=== Begin Enclosure ===
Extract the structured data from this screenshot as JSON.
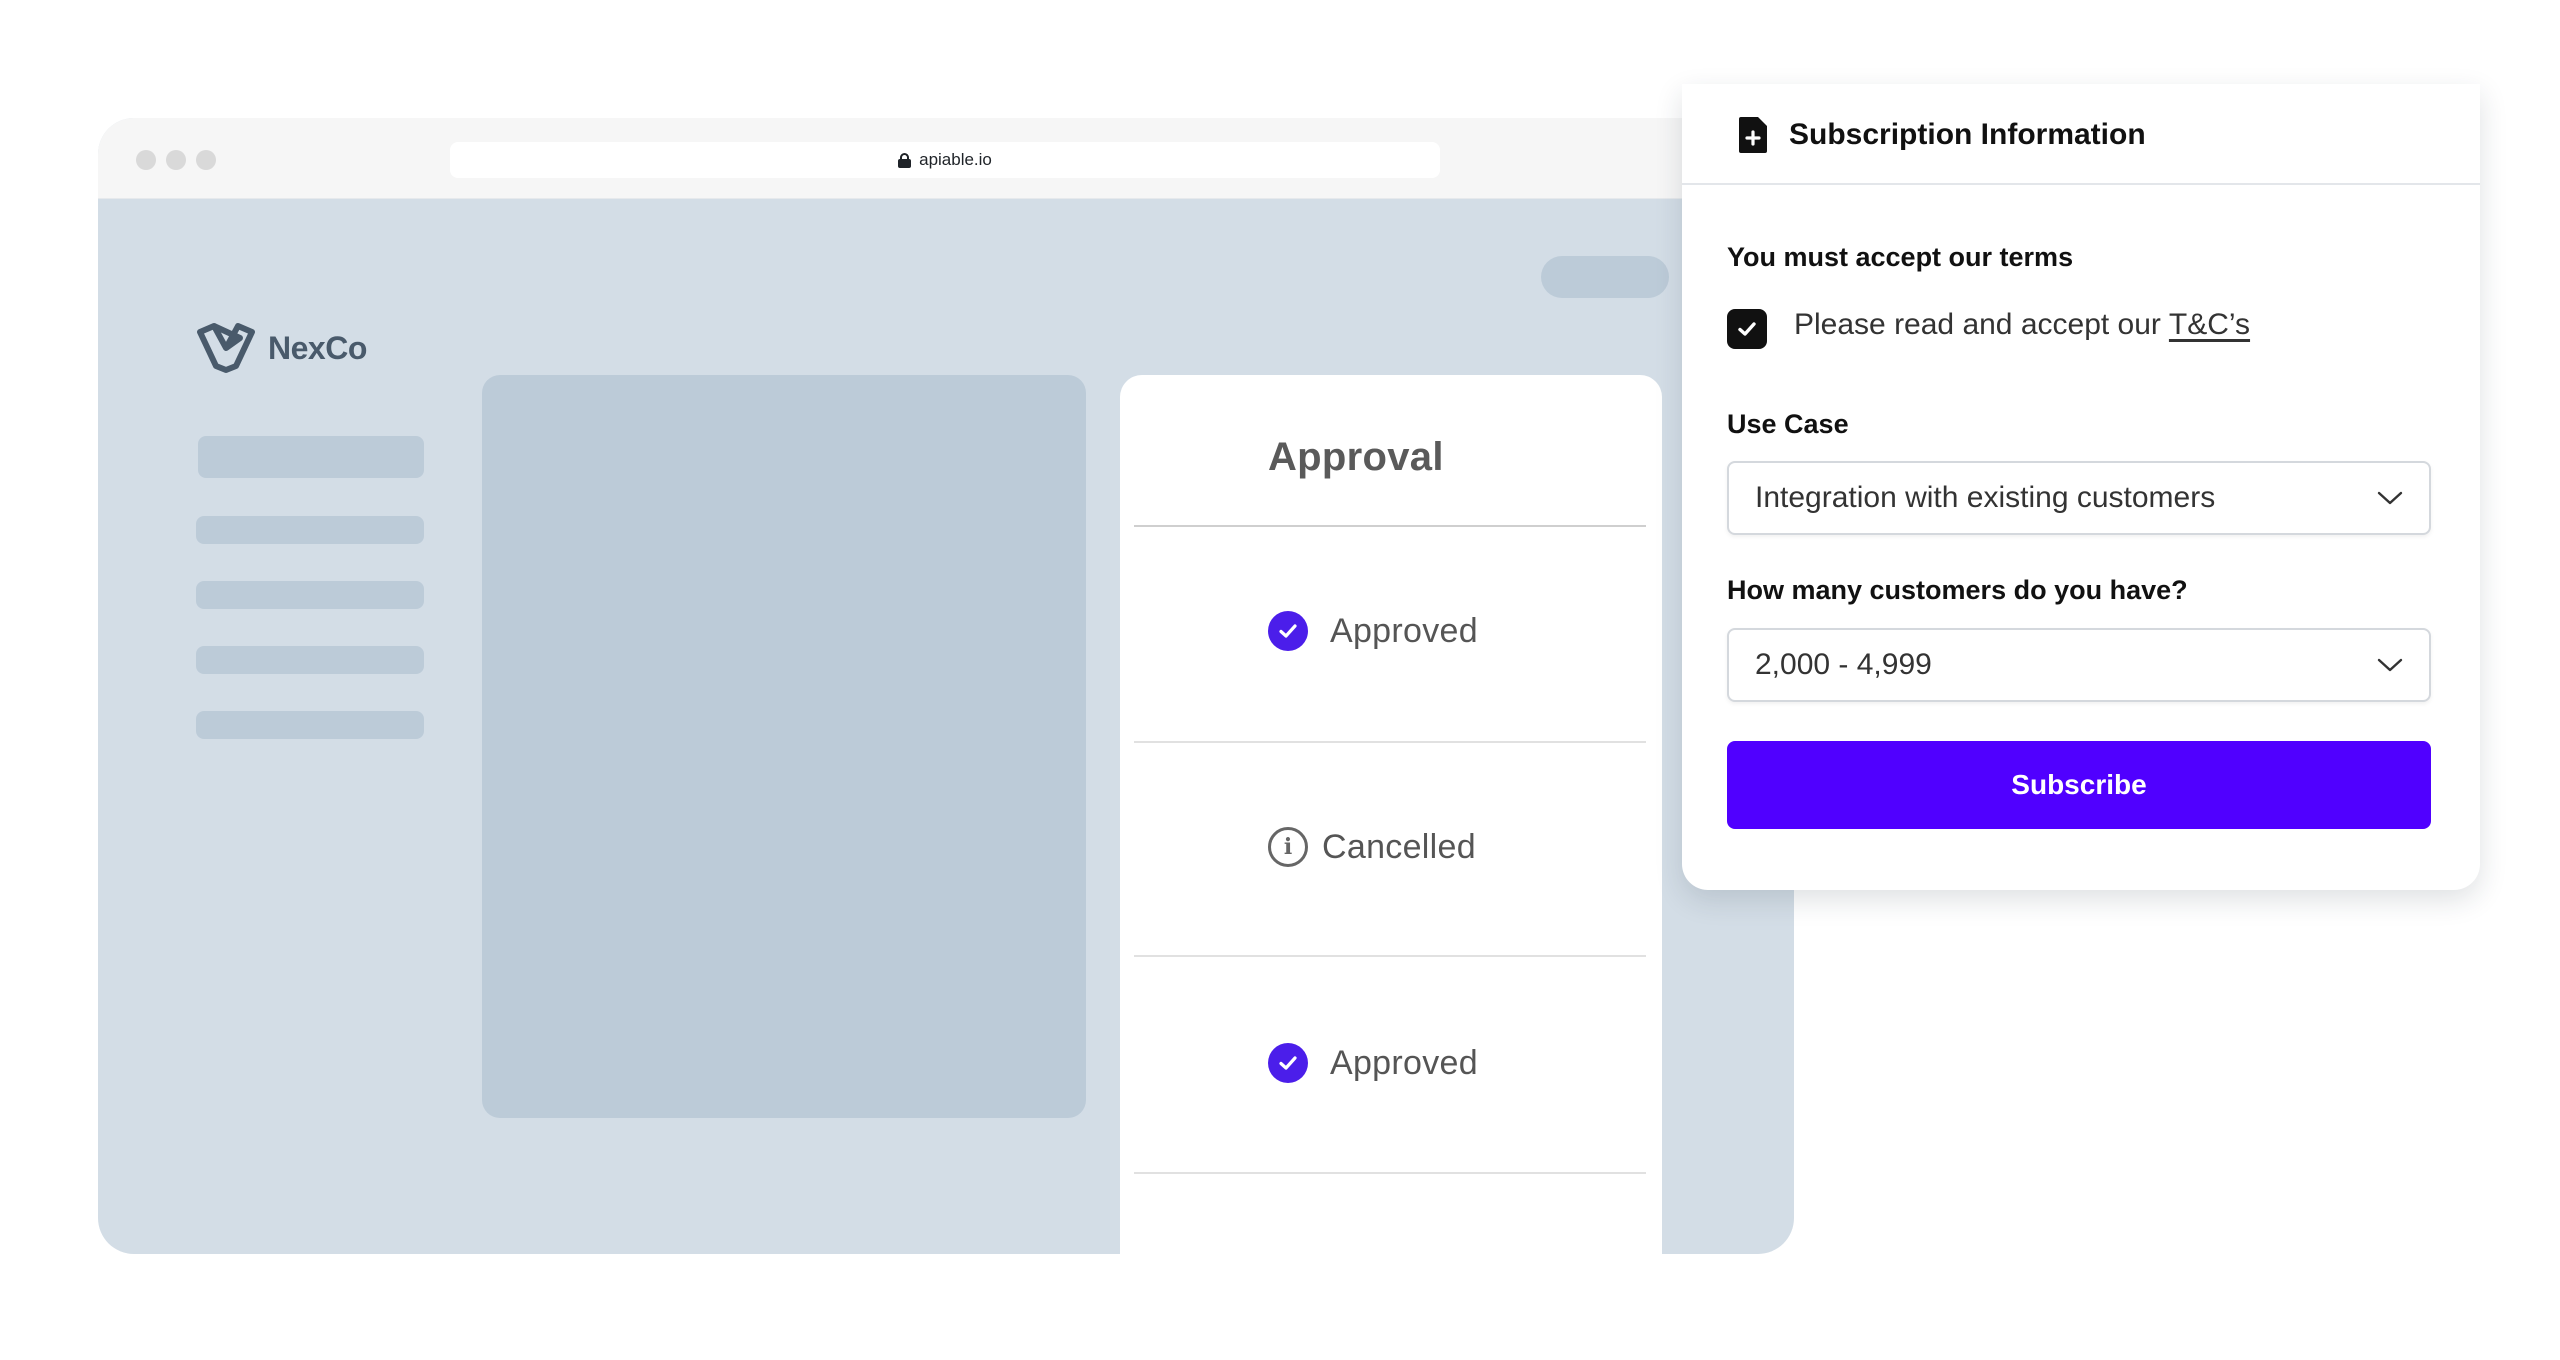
{
  "browser": {
    "url": "apiable.io"
  },
  "app": {
    "logo_text": "NexCo"
  },
  "approval": {
    "title": "Approval",
    "rows": [
      {
        "status": "Approved",
        "icon": "check-circle-icon"
      },
      {
        "status": "Cancelled",
        "icon": "info-icon"
      },
      {
        "status": "Approved",
        "icon": "check-circle-icon"
      }
    ]
  },
  "subscription": {
    "title": "Subscription Information",
    "terms_label": "You must accept our terms",
    "terms_text": "Please read and accept our",
    "terms_link": "T&C’s",
    "terms_checked": true,
    "use_case_label": "Use Case",
    "use_case_value": "Integration with existing customers",
    "customers_label": "How many customers do you have?",
    "customers_value": "2,000 - 4,999",
    "subscribe_label": "Subscribe"
  },
  "colors": {
    "accent": "#5000ff",
    "approved_icon": "#4b1eea",
    "page_bg": "#d3dde6",
    "skeleton": "#bccbd8"
  }
}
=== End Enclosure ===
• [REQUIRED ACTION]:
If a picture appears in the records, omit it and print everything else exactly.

• [REPLY]:
Extract the structured data from this screenshot as JSON.
{
  "browser": {
    "url": "apiable.io"
  },
  "app": {
    "logo_text": "NexCo"
  },
  "approval": {
    "title": "Approval",
    "rows": [
      {
        "status": "Approved",
        "icon": "check-circle-icon"
      },
      {
        "status": "Cancelled",
        "icon": "info-icon"
      },
      {
        "status": "Approved",
        "icon": "check-circle-icon"
      }
    ]
  },
  "subscription": {
    "title": "Subscription Information",
    "terms_label": "You must accept our terms",
    "terms_text": "Please read and accept our",
    "terms_link": "T&C’s",
    "terms_checked": true,
    "use_case_label": "Use Case",
    "use_case_value": "Integration with existing customers",
    "customers_label": "How many customers do you have?",
    "customers_value": "2,000 - 4,999",
    "subscribe_label": "Subscribe"
  },
  "colors": {
    "accent": "#5000ff",
    "approved_icon": "#4b1eea",
    "page_bg": "#d3dde6",
    "skeleton": "#bccbd8"
  }
}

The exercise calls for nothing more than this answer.